What deal did you get?

We gave them 40%, for £200,000. I had agreed with my partner Colin Slade to go to 33% but I knew he’d be happy. We gave away a lot of equity, but you don’t get many opportunities like this – you should embrace them.

What is working with the dragons like?

Deborah’s a lovely woman – very analytical and very intelligent, but also scary, and needs a lot of information.

Duncan comes across as having quite a cold, brutal approach to investing, but I understand that. If he thinks an idea is rubbish, he says so. He doesn’t flower it up or pander to people.

Deborah was really going at me. Then she said, ‘I like this and I’d like to make you an offer.’ I thought, ‘phew!’

We speak to Deborah and Duncan at least once a week, and we had a lovely dinner with them – it made us feel like a proper team.
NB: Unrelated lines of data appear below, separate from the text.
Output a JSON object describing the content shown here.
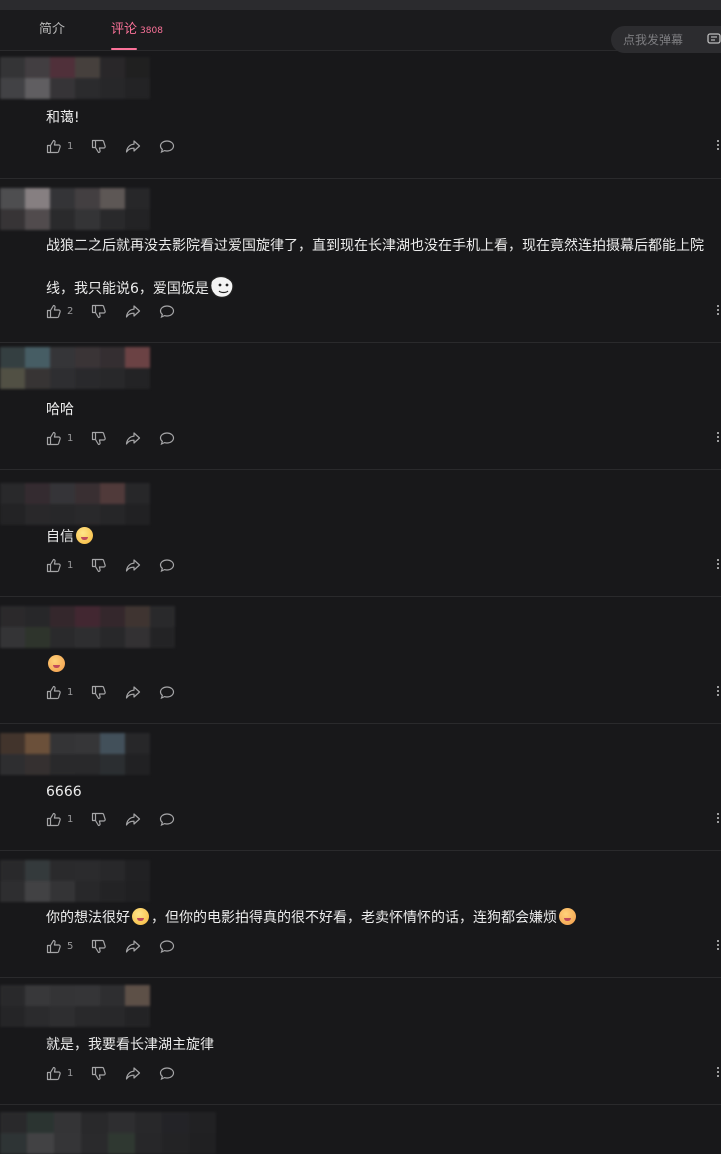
{
  "tabs": {
    "intro": "简介",
    "comments": "评论",
    "comment_count": "3808"
  },
  "danmaku": {
    "placeholder": "点我发弹幕"
  },
  "colors": {
    "accent": "#fb7299",
    "background": "#18181a"
  },
  "icons": [
    "like-icon",
    "dislike-icon",
    "share-icon",
    "reply-icon",
    "more-icon",
    "danmaku-settings-icon"
  ],
  "comments": [
    {
      "text": "和蔼!",
      "likes": "1"
    },
    {
      "text_line1": "战狼二之后就再没去影院看过爱国旋律了，直到现在长津湖也没在手机上看，现在竟然连拍摄幕后都能上院",
      "text_line2": "线，我只能说6，爱国饭是",
      "likes": "2"
    },
    {
      "text": "哈哈",
      "likes": "1"
    },
    {
      "text": "自信",
      "likes": "1"
    },
    {
      "text": "",
      "likes": "1"
    },
    {
      "text": "6666",
      "likes": "1"
    },
    {
      "text_part1": "你的想法很好",
      "text_part2": "，但你的电影拍得真的很不好看，老卖怀情怀的话，连狗都会嫌烦",
      "likes": "5"
    },
    {
      "text": "就是，我要看长津湖主旋律",
      "likes": "1"
    }
  ]
}
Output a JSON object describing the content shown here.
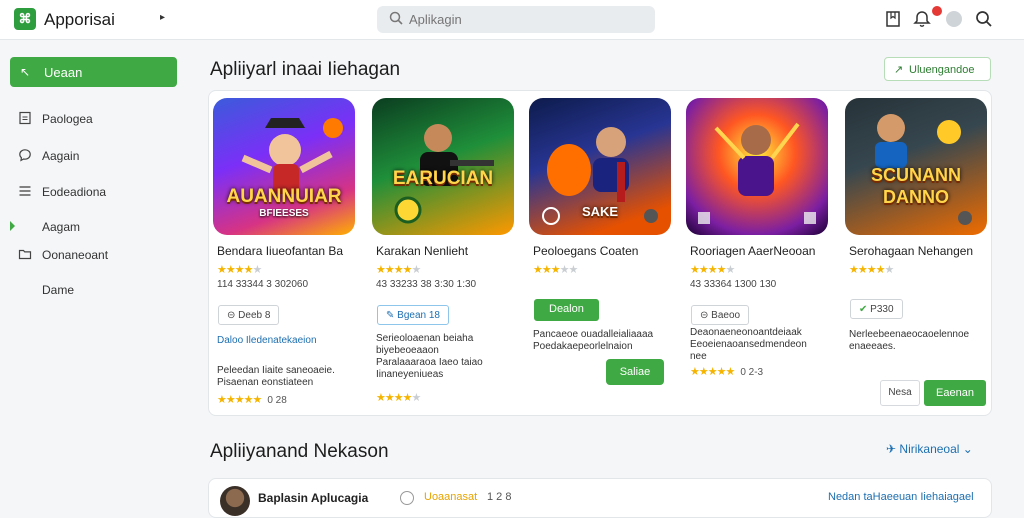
{
  "app": {
    "title": "Apporisai",
    "search_placeholder": "Aplikagin"
  },
  "colors": {
    "accent": "#3fa943",
    "link": "#1d6fb0",
    "star": "#f5b400",
    "notification": "#e53935"
  },
  "sidebar": {
    "primary": {
      "label": "Ueaan",
      "icon": "back-arrow-icon"
    },
    "items": [
      {
        "label": "Paologea",
        "icon": "document-icon"
      },
      {
        "label": "Aagain",
        "icon": "chat-bubble-icon"
      },
      {
        "label": "Eodeadiona",
        "icon": "list-icon"
      },
      {
        "label": "Aagam",
        "icon": "",
        "active": true
      },
      {
        "label": "Oonaneoant",
        "icon": "folder-icon"
      },
      {
        "label": "Dame",
        "icon": ""
      }
    ]
  },
  "featured": {
    "title": "Apliiyarl inaai Iiehagan",
    "view_all_label": "Uluengandoe",
    "cards": [
      {
        "art_title": "AUANNUIAR",
        "art_subtitle": "BFIEESES",
        "name": "Bendara Iiueofantan Ba",
        "rating": 4,
        "rating_text": "",
        "meta": "114 33344 3 302060",
        "chip": "Deeb 8",
        "link": "Daloo Iledenatekaeion",
        "description": "Peleedan Iiaite saneoaeie.\nPisaenan eonstiateen",
        "bottom_rating": 5,
        "bottom_rating_text": "0 28"
      },
      {
        "art_title": "EARUCIAN",
        "art_subtitle": "",
        "name": "Karakan Nenlieht",
        "rating": 4,
        "rating_text": "",
        "meta": "43 33233 38 3:30 1:30",
        "chip": "Bgean 18",
        "link": "",
        "description": "Serieoloaenan beiaha\nbiyebeoeaaon\nParalaaaraoa Iaeo taiao\nIinaneyeniueas",
        "bottom_rating": 4,
        "bottom_rating_text": ""
      },
      {
        "art_title": "SAKE",
        "art_subtitle": "",
        "name": "Peoloegans Coaten",
        "rating": 3,
        "rating_text": "",
        "meta": "",
        "chip": "Dealon",
        "link": "",
        "description": "Pancaeoe ouadalleialiaaaa\nPoedakaepeorlelnaion",
        "button": "Saliae"
      },
      {
        "art_title": "",
        "art_subtitle": "",
        "name": "Rooriagen AaerNeooan",
        "rating": 4,
        "rating_text": "",
        "meta": "43 33364 1300 130",
        "chip": "Baeoo",
        "link": "",
        "description": "Deaonaeneonoantdeiaak\nEeoeienaoansedmendeon\nnee",
        "bottom_rating": 5,
        "bottom_rating_text": "0 2-3"
      },
      {
        "art_title": "SCUNANN DANNO",
        "art_subtitle": "",
        "name": "Serohagaan Nehangen",
        "rating": 4,
        "rating_text": "",
        "meta": "",
        "chip": "P330",
        "link": "",
        "description": "Nerleebeenaeocaoelennoe\nenaeeaes."
      }
    ],
    "pager": {
      "prev": "Nesa",
      "next": "Eaenan"
    }
  },
  "second_section": {
    "title": "Apliiyanand Nekason",
    "dropdown_label": "Nirikaneoal",
    "row": {
      "name": "Baplasin Aplucagia",
      "status": "Uoaanasat",
      "count": "1 2 8",
      "link": "Nedan taHaeeuan Iiehaiagael"
    }
  }
}
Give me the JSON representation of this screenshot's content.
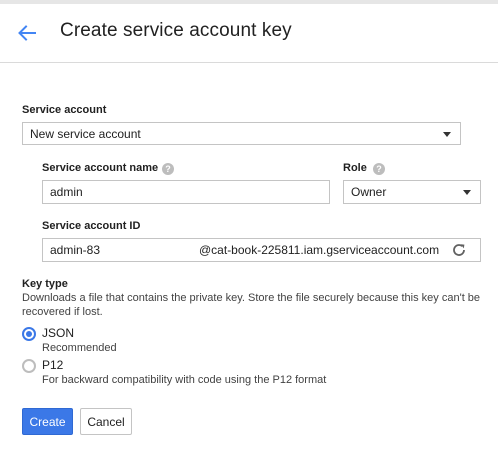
{
  "header": {
    "title": "Create service account key",
    "back_icon": "arrow-back-icon"
  },
  "service_account": {
    "label": "Service account",
    "selected": "New service account"
  },
  "account_name": {
    "label": "Service account name",
    "value": "admin"
  },
  "role": {
    "label": "Role",
    "selected": "Owner"
  },
  "account_id": {
    "label": "Service account ID",
    "value": "admin-83",
    "suffix": "@cat-book-225811.iam.gserviceaccount.com"
  },
  "key_type": {
    "label": "Key type",
    "description": "Downloads a file that contains the private key. Store the file securely because this key can't be recovered if lost.",
    "options": [
      {
        "label": "JSON",
        "sublabel": "Recommended",
        "checked": true
      },
      {
        "label": "P12",
        "sublabel": "For backward compatibility with code using the P12 format",
        "checked": false
      }
    ]
  },
  "buttons": {
    "create": "Create",
    "cancel": "Cancel"
  },
  "colors": {
    "accent": "#3b78e7",
    "border": "#c4c4c4"
  }
}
What’s different about your business?

We’re a waste partner on major building projects, rather than just a skip company. We manage the whole process, from site waste planning to project completion and also supply our own vehicles.

How did you come to set up a business?

Colin set up a demolition company and he found he was subcontracting a lot of his waste work to other companies. He thought there was real opportunity to sort the waste himself. He wanted a partner, so he approached me. I’d been involved in the music industry, but had been interested in business since I was 17.

We began the demolition business by separating metal, timber, hazardous and general waste and it just developed. The colour coding idea was thought up by the Institution of Civil Engineers.

It was a concept that crossed language barriers and maintained high recycling rates without contaminating waste streams.

The landfill tax introduced in April also meant clients and contractors started to ask questions about waste management firms. We had those answers. We knew what happened to our waste the whole way through the chain.

What’s changed since appearing on the show?

The phones have been going ballistic. Some fantastic companies we found difficult to approach before have made contact with us.

Our website has also had 55,000 hits, so Deborah’s internet guru is redesigning it.

Who inspires you?

I’ve always liked the guy behind the scenes, and thought, “Who did that, who made it look cool?” I was once involved in a hip-hop project where I met Eminem and I thought, “who did his marketing?”

Dr Dre was the clever one because he signed him. Oh, and I think Rachel Stevens is gorgeous!

How does success in construction compare to the music industry?

Success doesn’t mean making money to me. I absolutely love my job – had you asked me five years ago if I’d have loved working for a waste company, I’d have said there was no chance!